I could feel it increasing in my heart. My fingers tapped on the shopping cart as the impatience within escalated.
Standing in the speedy checkout line at Wal-Mart, I was feeling pressed for time. I hadn’t wanted to stop at Wal-Mart, but I needed glitter. Never in my life have I purchased glitter, so it took a bit of meandering before I found what I needed. A few other items found their way into my hands and then I was at the checkout. Waiting.
The sense of urgency was palpable in Wal-Mart. I could feel it because I had places to be, things to do, and the rush of shoppers waiting at the checkout lines declared that they had similar situations. The clerk tending the cash register was taking care of one customer and it seemed to take a while. His credit card wasn’t accepted and he was on the phone.
Minutes passed. I kept eyeing other lines, watching them line up and pass through while I waited. Finally, the woman ahead of me moved forward in line. Change needed to be dispensed into the tray and we watched her unroll two packs of quarters. Then the cashier counted the gifts bags.

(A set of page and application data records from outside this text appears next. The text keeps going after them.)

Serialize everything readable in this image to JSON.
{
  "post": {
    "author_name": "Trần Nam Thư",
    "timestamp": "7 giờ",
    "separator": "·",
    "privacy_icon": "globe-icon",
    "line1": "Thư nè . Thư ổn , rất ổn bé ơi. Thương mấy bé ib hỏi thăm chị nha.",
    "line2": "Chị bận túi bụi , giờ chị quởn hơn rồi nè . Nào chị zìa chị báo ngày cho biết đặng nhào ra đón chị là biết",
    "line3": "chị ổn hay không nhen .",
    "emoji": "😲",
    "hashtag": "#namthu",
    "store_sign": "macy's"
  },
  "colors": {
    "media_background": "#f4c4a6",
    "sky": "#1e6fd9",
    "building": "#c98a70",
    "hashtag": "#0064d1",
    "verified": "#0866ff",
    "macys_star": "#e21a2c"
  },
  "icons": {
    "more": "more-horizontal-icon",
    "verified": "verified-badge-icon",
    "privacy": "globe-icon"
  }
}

10 gifts bags. Then she swiped one. And repeated the act seven more times. She stopped and began to count the number of bags on the screen. But she must have lost track of which line she was on so she took a piece of paper, holding it up to guide herself line by line. The customer told her that she had only scanned eight but there were ten. The cashier finished counting, swiped another, and then keyed in another.

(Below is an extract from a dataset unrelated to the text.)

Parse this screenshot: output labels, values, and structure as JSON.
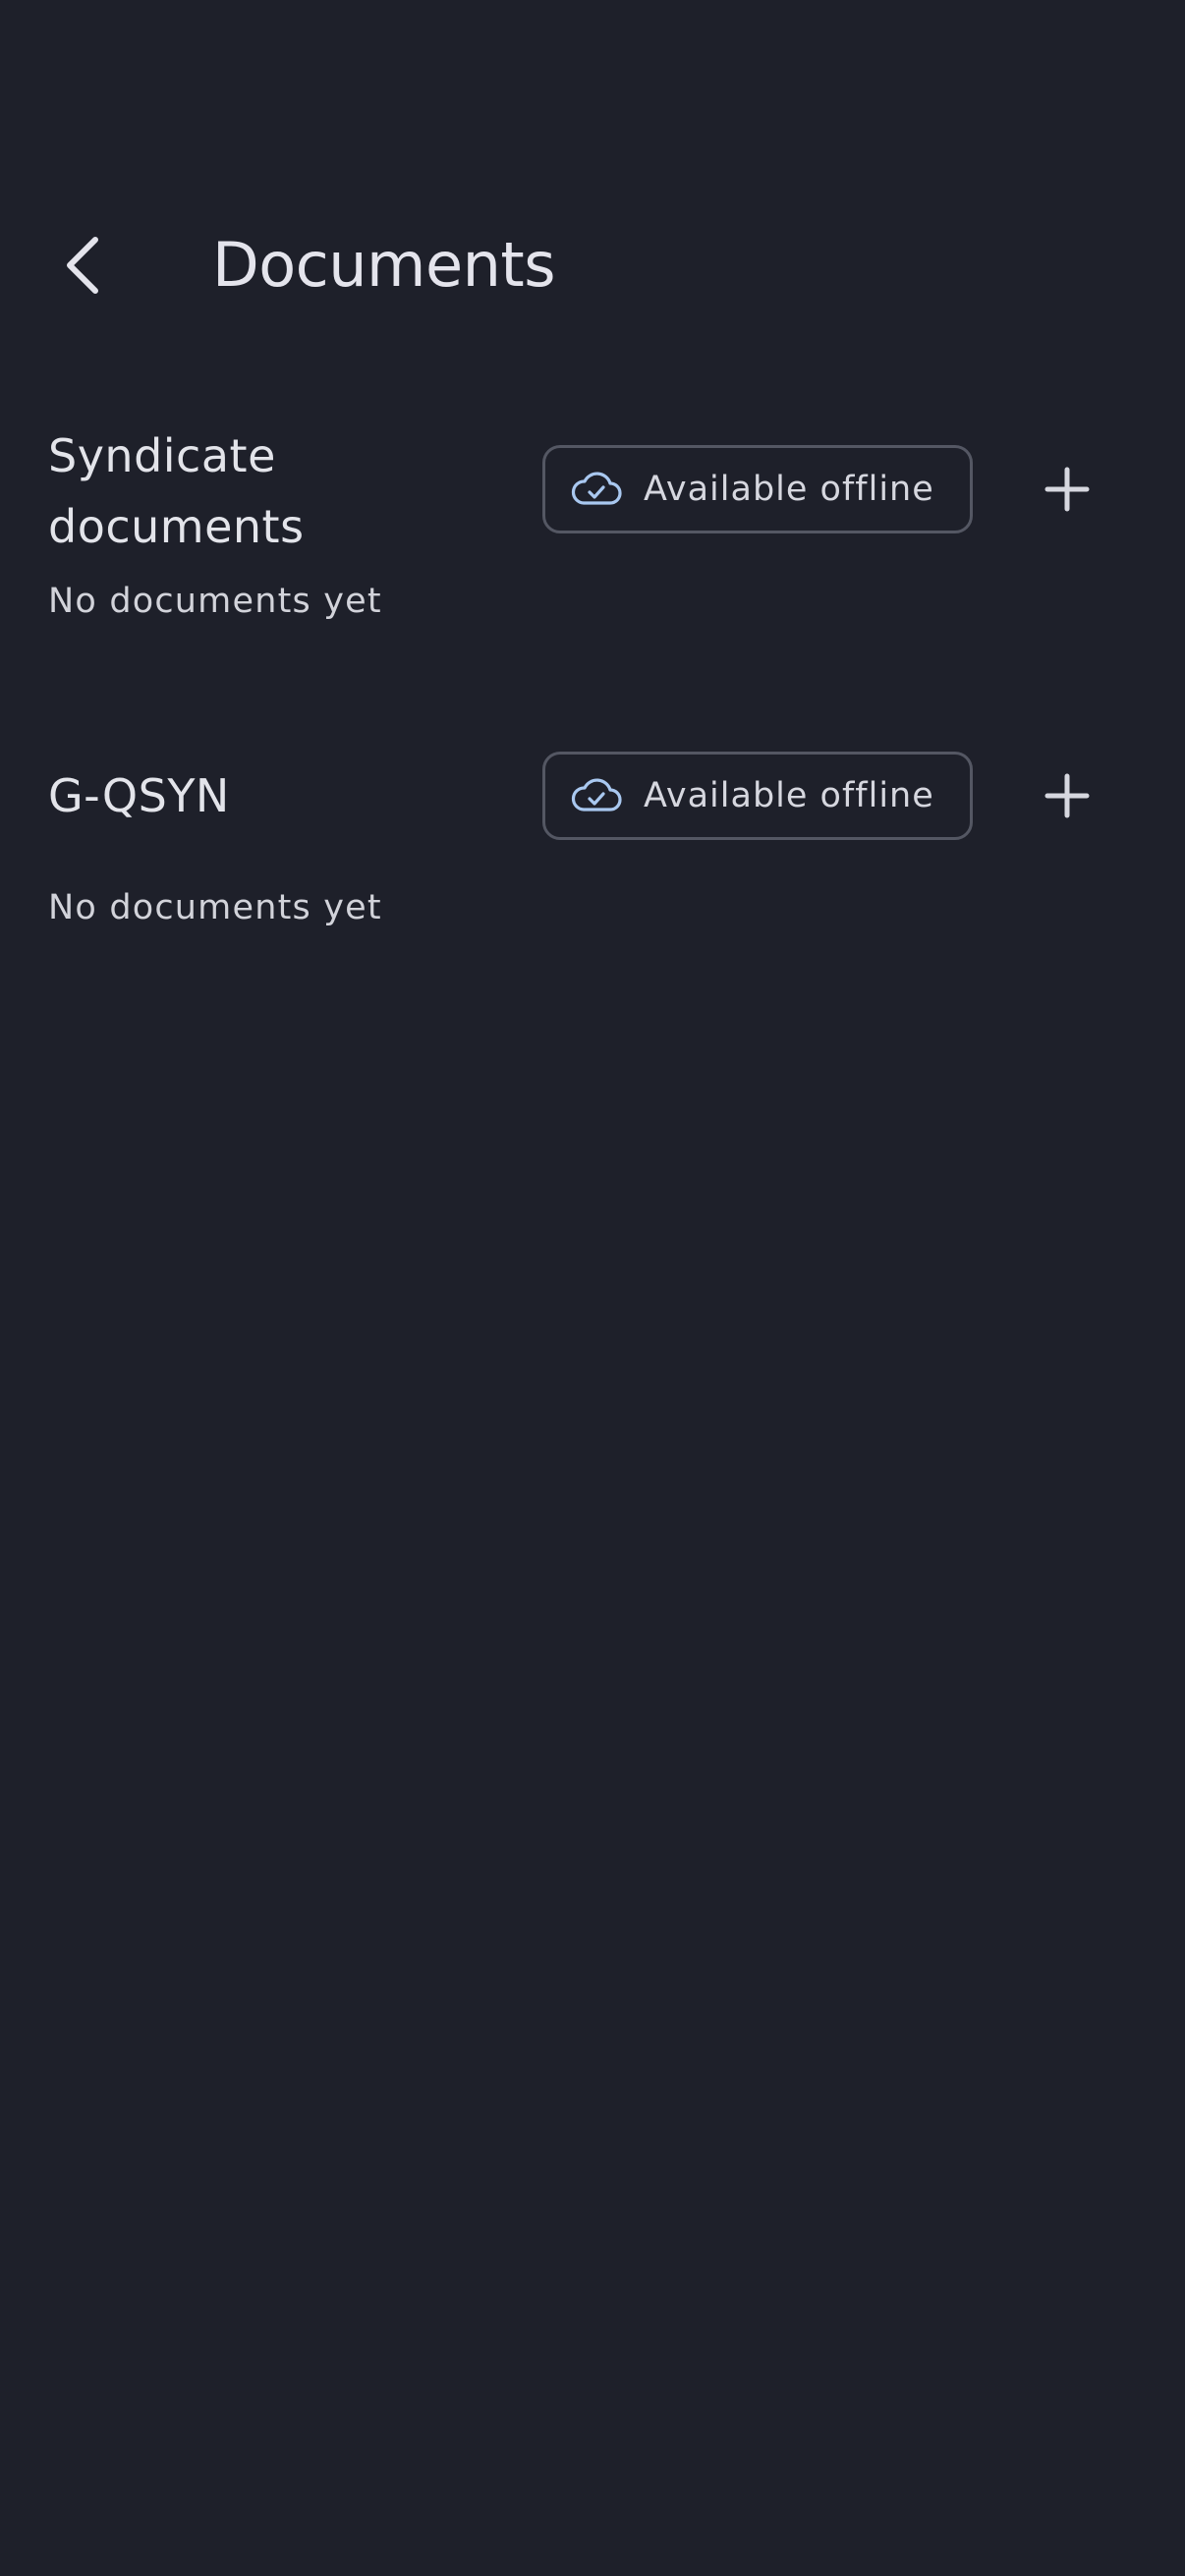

I’m feeling impatient, inwardly reminding myself that it is Advent, the season of waiting. But for some reason, my time feels more important. Perhaps it is part of the human condition. We are quick to hurry others, almost insulted that they should waste our precious time.

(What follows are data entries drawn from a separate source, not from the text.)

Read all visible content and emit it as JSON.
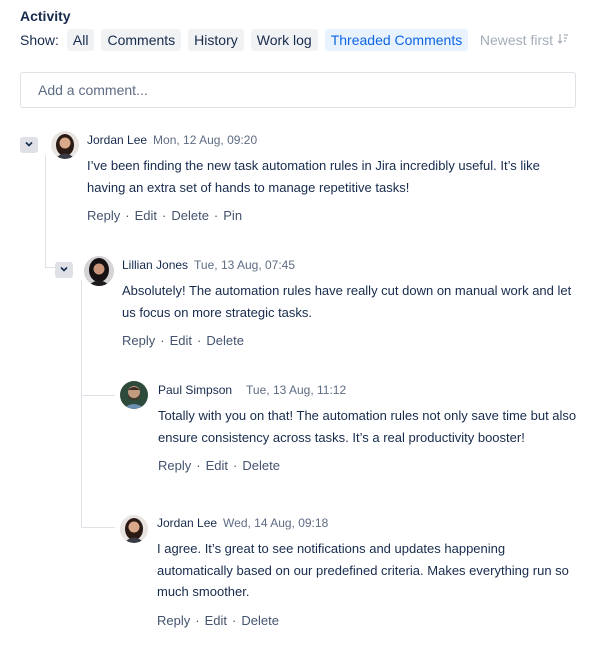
{
  "activity": {
    "title": "Activity",
    "show_label": "Show:",
    "filters": [
      "All",
      "Comments",
      "History",
      "Work log",
      "Threaded Comments"
    ],
    "active_filter": "Threaded Comments",
    "sort_label": "Newest first",
    "sort_icon": "sort-descending-icon"
  },
  "composer": {
    "placeholder": "Add a comment..."
  },
  "colors": {
    "accent": "#0c66e4",
    "text": "#172b4d",
    "muted": "#5e6c84",
    "line": "#dfe1e6"
  },
  "comments": [
    {
      "author": "Jordan Lee",
      "time": "Mon, 12 Aug, 09:20",
      "body": "I’ve been finding the new task automation rules in Jira incredibly useful. It’s like having an extra set of hands to manage repetitive tasks!",
      "actions": [
        "Reply",
        "Edit",
        "Delete",
        "Pin"
      ]
    },
    {
      "author": "Lillian Jones",
      "time": "Tue, 13 Aug, 07:45",
      "body": "Absolutely! The automation rules have really cut down on manual work and let us focus on more strategic tasks.",
      "actions": [
        "Reply",
        "Edit",
        "Delete"
      ]
    },
    {
      "author": "Paul Simpson",
      "time": "Tue, 13 Aug, 11:12",
      "body": "Totally with you on that! The automation rules not only save time but also ensure consistency across tasks. It’s a real productivity booster!",
      "actions": [
        "Reply",
        "Edit",
        "Delete"
      ]
    },
    {
      "author": "Jordan Lee",
      "time": "Wed, 14 Aug, 09:18",
      "body": "I agree. It’s great to see notifications and updates happening automatically based on our predefined criteria. Makes everything run so much smoother.",
      "actions": [
        "Reply",
        "Edit",
        "Delete"
      ]
    }
  ]
}
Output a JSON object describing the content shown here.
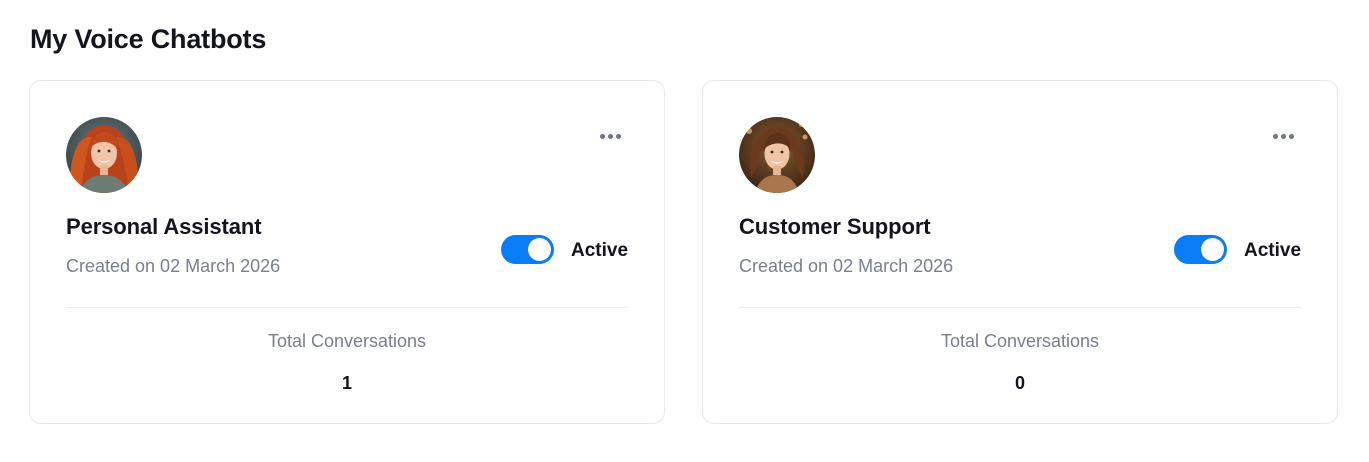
{
  "page": {
    "title": "My Voice Chatbots"
  },
  "bots": [
    {
      "name": "Personal Assistant",
      "created": "Created on 02 March 2026",
      "status": "Active",
      "active": true,
      "stat_label": "Total Conversations",
      "stat_value": "1",
      "avatar": "avatar-red-hair-woman",
      "menu_icon": "more-horizontal-icon"
    },
    {
      "name": "Customer Support",
      "created": "Created on 02 March 2026",
      "status": "Active",
      "active": true,
      "stat_label": "Total Conversations",
      "stat_value": "0",
      "avatar": "avatar-curly-hair-woman",
      "menu_icon": "more-horizontal-icon"
    }
  ],
  "colors": {
    "accent": "#0a7cf5",
    "text_primary": "#14141f",
    "text_muted": "#7a7e8f",
    "border": "#e6e8ee"
  }
}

I will my heart to stop pounding with impatience. Almost like hushing a baby, I remind my heart that there is enough time for what is necessary. Slow down, slow down. Do what you tell your students to do: practice patience, seek holiness in the simple, ordinary things in life. Be faithful in small matters.
And my heart slows. When I approach the cashier, I am greeting her as though I never waited. I am striving to not make myself the most important person in the situation. The anxious tapping of impatience is brushed away for a moment, and I try to hang onto this as I navigate the parking lot and the line of cars waiting to exit.
Later, I will lose this patience and peace. I will rush about, attempting to do in a couple hours what should have been done in days. And I will miss the joy of the present moment and seek to tend to things rather than to people. But for all the missteps that will later follow, I am reminded of that moment in the checkout line. That moment when my agitated heart encountered the peace that it was always meant to have.
Say to the fainthearted, “Take courage and fear not. Behold, our God will come and will save us.” -Isaiah 35:4
There He is: saving me from myself in the Wal-Mart checkout line.